======== Data in this exercise ========

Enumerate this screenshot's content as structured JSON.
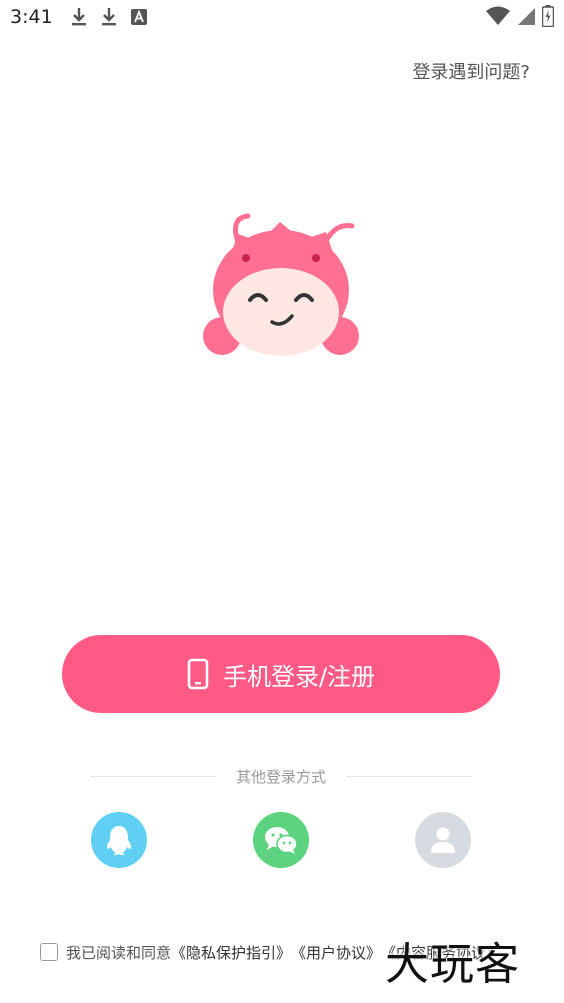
{
  "status_bar": {
    "time": "3:41",
    "left_icons": [
      "download-icon",
      "download-icon",
      "accessibility-icon"
    ],
    "right_icons": [
      "wifi-icon",
      "signal-icon",
      "battery-icon"
    ]
  },
  "help_link": "登录遇到问题?",
  "phone_login": {
    "icon": "phone-icon",
    "label": "手机登录/注册",
    "color": "#ff5a86"
  },
  "other_methods_label": "其他登录方式",
  "social": {
    "qq_color": "#5fd0f3",
    "wechat_color": "#5ed37f",
    "guest_color": "#d6dbe2"
  },
  "agreement": {
    "prefix": "我已阅读和同意",
    "privacy": "《隐私保护指引》",
    "user": "《用户协议》",
    "content": "《内容服务协议》"
  },
  "watermark": "大玩客"
}
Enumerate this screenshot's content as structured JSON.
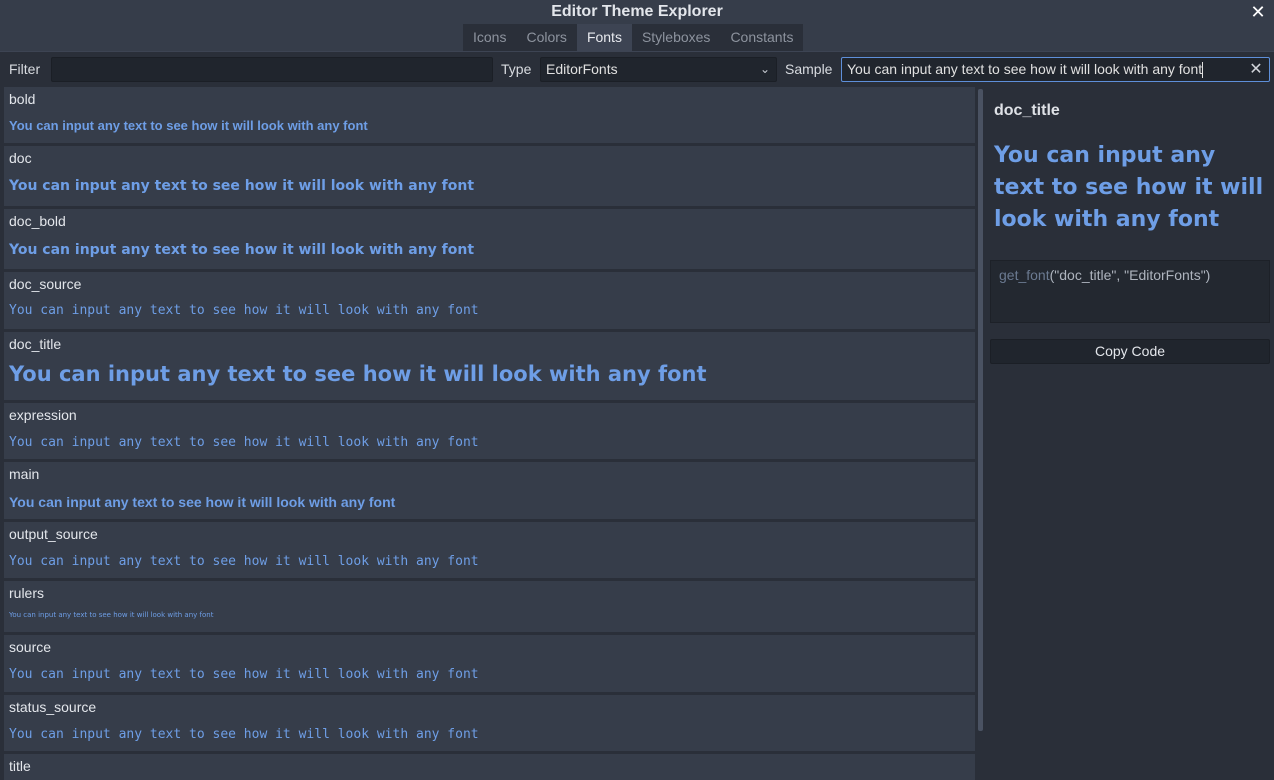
{
  "window": {
    "title": "Editor Theme Explorer",
    "close_glyph": "✕"
  },
  "tabs": [
    {
      "label": "Icons",
      "active": false
    },
    {
      "label": "Colors",
      "active": false
    },
    {
      "label": "Fonts",
      "active": true
    },
    {
      "label": "Styleboxes",
      "active": false
    },
    {
      "label": "Constants",
      "active": false
    }
  ],
  "filter": {
    "label": "Filter",
    "value": ""
  },
  "type": {
    "label": "Type",
    "selected": "EditorFonts"
  },
  "sample": {
    "label": "Sample",
    "value": "You can input any text to see how it will look with any font"
  },
  "fonts": [
    {
      "name": "bold",
      "sample": "You can input any text to see how it will look with any font",
      "style": "bold"
    },
    {
      "name": "doc",
      "sample": "You can input any text to see how it will look with any font",
      "style": "doc"
    },
    {
      "name": "doc_bold",
      "sample": "You can input any text to see how it will look with any font",
      "style": "doc"
    },
    {
      "name": "doc_source",
      "sample": "You can input any text to see how it will look with any font",
      "style": "mono"
    },
    {
      "name": "doc_title",
      "sample": "You can input any text to see how it will look with any font",
      "style": "title"
    },
    {
      "name": "expression",
      "sample": "You can input any text to see how it will look with any font",
      "style": "mono"
    },
    {
      "name": "main",
      "sample": "You can input any text to see how it will look with any font",
      "style": "main"
    },
    {
      "name": "output_source",
      "sample": "You can input any text to see how it will look with any font",
      "style": "mono"
    },
    {
      "name": "rulers",
      "sample": "You can input any text to see how it will look with any font",
      "style": "tiny"
    },
    {
      "name": "source",
      "sample": "You can input any text to see how it will look with any font",
      "style": "mono"
    },
    {
      "name": "status_source",
      "sample": "You can input any text to see how it will look with any font",
      "style": "mono"
    },
    {
      "name": "title",
      "sample": "",
      "style": "main"
    }
  ],
  "preview": {
    "name": "doc_title",
    "sample": "You can input any text to see how it will look with any font",
    "code_fn": "get_font",
    "code_args": "(\"doc_title\", \"EditorFonts\")",
    "copy_label": "Copy Code"
  },
  "colors": {
    "accent": "#6e9ee6",
    "background": "#363d4a",
    "panel": "#2a2f39"
  }
}
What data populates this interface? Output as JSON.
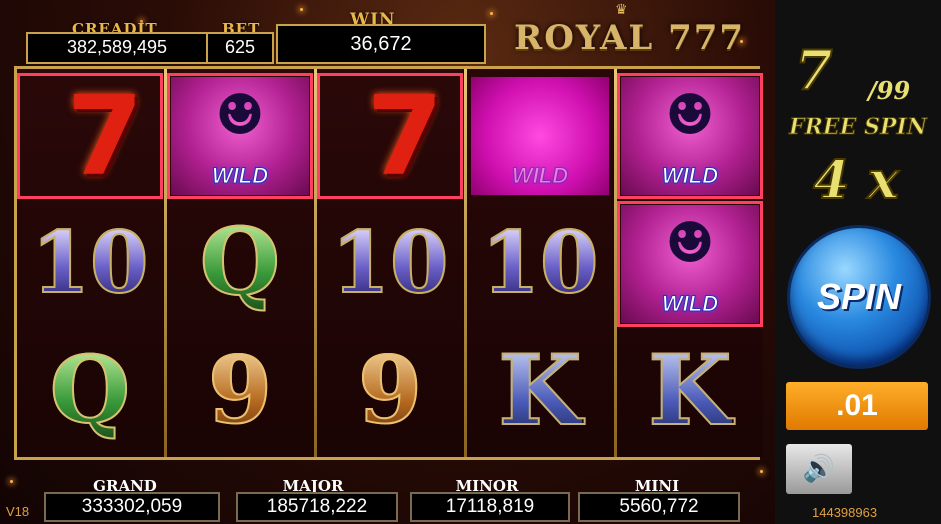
{
  "meters": {
    "credit_label": "CREADIT",
    "credit_value": "382,589,495",
    "bet_label": "BET",
    "bet_value": "625",
    "win_label": "WIN",
    "win_value": "36,672"
  },
  "logo": "ROYAL 777",
  "reels": [
    [
      "7",
      "10",
      "Q"
    ],
    [
      "WILD",
      "Q",
      "9"
    ],
    [
      "7",
      "10",
      "9"
    ],
    [
      "WILD",
      "10",
      "K"
    ],
    [
      "WILD",
      "WILD",
      "K"
    ]
  ],
  "wild_text": "WILD",
  "jackpots": [
    {
      "label": "GRAND",
      "value": "333302,059"
    },
    {
      "label": "MAJOR",
      "value": "185718,222"
    },
    {
      "label": "MINOR",
      "value": "17118,819"
    },
    {
      "label": "MINI",
      "value": "5560,772"
    }
  ],
  "version": "V18",
  "free_spin": {
    "current": "7",
    "total": "/99",
    "label": "FREE SPIN",
    "multiplier": "4 x"
  },
  "spin_label": "SPIN",
  "bet_level": ".01",
  "session_id": "144398963",
  "colors": {
    "gold": "#c9a24a",
    "highlight": "#ff4060",
    "spin_blue": "#2a8ae0",
    "bet_orange": "#ffae2a"
  }
}
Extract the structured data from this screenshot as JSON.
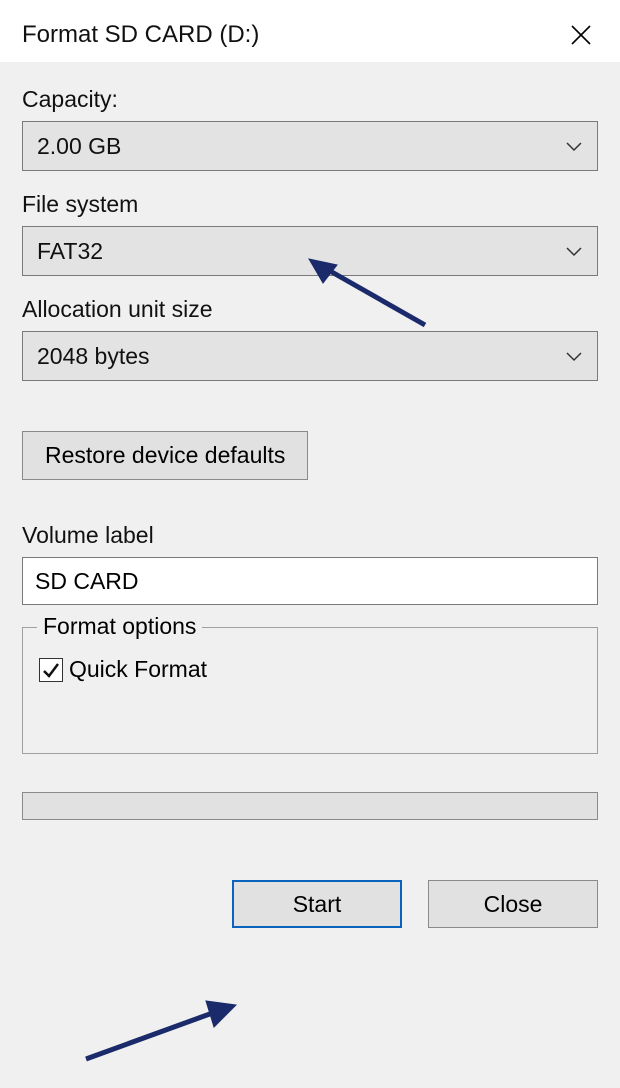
{
  "title": "Format SD CARD (D:)",
  "labels": {
    "capacity": "Capacity:",
    "filesystem": "File system",
    "allocation": "Allocation unit size",
    "volume": "Volume label",
    "format_options": "Format options",
    "quick_format": "Quick Format"
  },
  "values": {
    "capacity": "2.00 GB",
    "filesystem": "FAT32",
    "allocation": "2048 bytes",
    "volume": "SD CARD",
    "quick_format_checked": true
  },
  "buttons": {
    "restore": "Restore device defaults",
    "start": "Start",
    "close": "Close"
  }
}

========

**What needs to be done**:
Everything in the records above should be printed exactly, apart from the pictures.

**Response for this exercise**:
Enumerate this screenshot's content as structured JSON.
{
  "status_bar": {
    "time": "3:41",
    "left_icons": [
      "download-icon",
      "download-icon",
      "accessibility-icon"
    ],
    "right_icons": [
      "wifi-icon",
      "signal-icon",
      "battery-icon"
    ]
  },
  "help_link": "登录遇到问题?",
  "phone_login": {
    "icon": "phone-icon",
    "label": "手机登录/注册",
    "color": "#ff5a86"
  },
  "other_methods_label": "其他登录方式",
  "social": {
    "qq_color": "#5fd0f3",
    "wechat_color": "#5ed37f",
    "guest_color": "#d6dbe2"
  },
  "agreement": {
    "prefix": "我已阅读和同意",
    "privacy": "《隐私保护指引》",
    "user": "《用户协议》",
    "content": "《内容服务协议》"
  },
  "watermark": "大玩客"
}
Enumerate this screenshot's content as structured JSON.
{
  "window": {
    "title": "Editor Theme Explorer",
    "close_glyph": "✕"
  },
  "tabs": [
    {
      "label": "Icons",
      "active": false
    },
    {
      "label": "Colors",
      "active": false
    },
    {
      "label": "Fonts",
      "active": true
    },
    {
      "label": "Styleboxes",
      "active": false
    },
    {
      "label": "Constants",
      "active": false
    }
  ],
  "filter": {
    "label": "Filter",
    "value": ""
  },
  "type": {
    "label": "Type",
    "selected": "EditorFonts"
  },
  "sample": {
    "label": "Sample",
    "value": "You can input any text to see how it will look with any font"
  },
  "fonts": [
    {
      "name": "bold",
      "sample": "You can input any text to see how it will look with any font",
      "style": "bold"
    },
    {
      "name": "doc",
      "sample": "You can input any text to see how it will look with any font",
      "style": "doc"
    },
    {
      "name": "doc_bold",
      "sample": "You can input any text to see how it will look with any font",
      "style": "doc"
    },
    {
      "name": "doc_source",
      "sample": "You can input any text to see how it will look with any font",
      "style": "mono"
    },
    {
      "name": "doc_title",
      "sample": "You can input any text to see how it will look with any font",
      "style": "title"
    },
    {
      "name": "expression",
      "sample": "You can input any text to see how it will look with any font",
      "style": "mono"
    },
    {
      "name": "main",
      "sample": "You can input any text to see how it will look with any font",
      "style": "main"
    },
    {
      "name": "output_source",
      "sample": "You can input any text to see how it will look with any font",
      "style": "mono"
    },
    {
      "name": "rulers",
      "sample": "You can input any text to see how it will look with any font",
      "style": "tiny"
    },
    {
      "name": "source",
      "sample": "You can input any text to see how it will look with any font",
      "style": "mono"
    },
    {
      "name": "status_source",
      "sample": "You can input any text to see how it will look with any font",
      "style": "mono"
    },
    {
      "name": "title",
      "sample": "",
      "style": "main"
    }
  ],
  "preview": {
    "name": "doc_title",
    "sample": "You can input any text to see how it will look with any font",
    "code_fn": "get_font",
    "code_args": "(\"doc_title\", \"EditorFonts\")",
    "copy_label": "Copy Code"
  },
  "colors": {
    "accent": "#6e9ee6",
    "background": "#363d4a",
    "panel": "#2a2f39"
  }
}
What data populates this interface? Output as JSON.
{
  "meters": {
    "credit_label": "CREADIT",
    "credit_value": "382,589,495",
    "bet_label": "BET",
    "bet_value": "625",
    "win_label": "WIN",
    "win_value": "36,672"
  },
  "logo": "ROYAL 777",
  "reels": [
    [
      "7",
      "10",
      "Q"
    ],
    [
      "WILD",
      "Q",
      "9"
    ],
    [
      "7",
      "10",
      "9"
    ],
    [
      "WILD",
      "10",
      "K"
    ],
    [
      "WILD",
      "WILD",
      "K"
    ]
  ],
  "wild_text": "WILD",
  "jackpots": [
    {
      "label": "GRAND",
      "value": "333302,059"
    },
    {
      "label": "MAJOR",
      "value": "185718,222"
    },
    {
      "label": "MINOR",
      "value": "17118,819"
    },
    {
      "label": "MINI",
      "value": "5560,772"
    }
  ],
  "version": "V18",
  "free_spin": {
    "current": "7",
    "total": "/99",
    "label": "FREE SPIN",
    "multiplier": "4 x"
  },
  "spin_label": "SPIN",
  "bet_level": ".01",
  "session_id": "144398963",
  "colors": {
    "gold": "#c9a24a",
    "highlight": "#ff4060",
    "spin_blue": "#2a8ae0",
    "bet_orange": "#ffae2a"
  }
}
Extract the structured data from this screenshot as JSON.
{
  "title": "Format SD CARD (D:)",
  "labels": {
    "capacity": "Capacity:",
    "filesystem": "File system",
    "allocation": "Allocation unit size",
    "volume": "Volume label",
    "format_options": "Format options",
    "quick_format": "Quick Format"
  },
  "values": {
    "capacity": "2.00 GB",
    "filesystem": "FAT32",
    "allocation": "2048 bytes",
    "volume": "SD CARD",
    "quick_format_checked": true
  },
  "buttons": {
    "restore": "Restore device defaults",
    "start": "Start",
    "close": "Close"
  }
}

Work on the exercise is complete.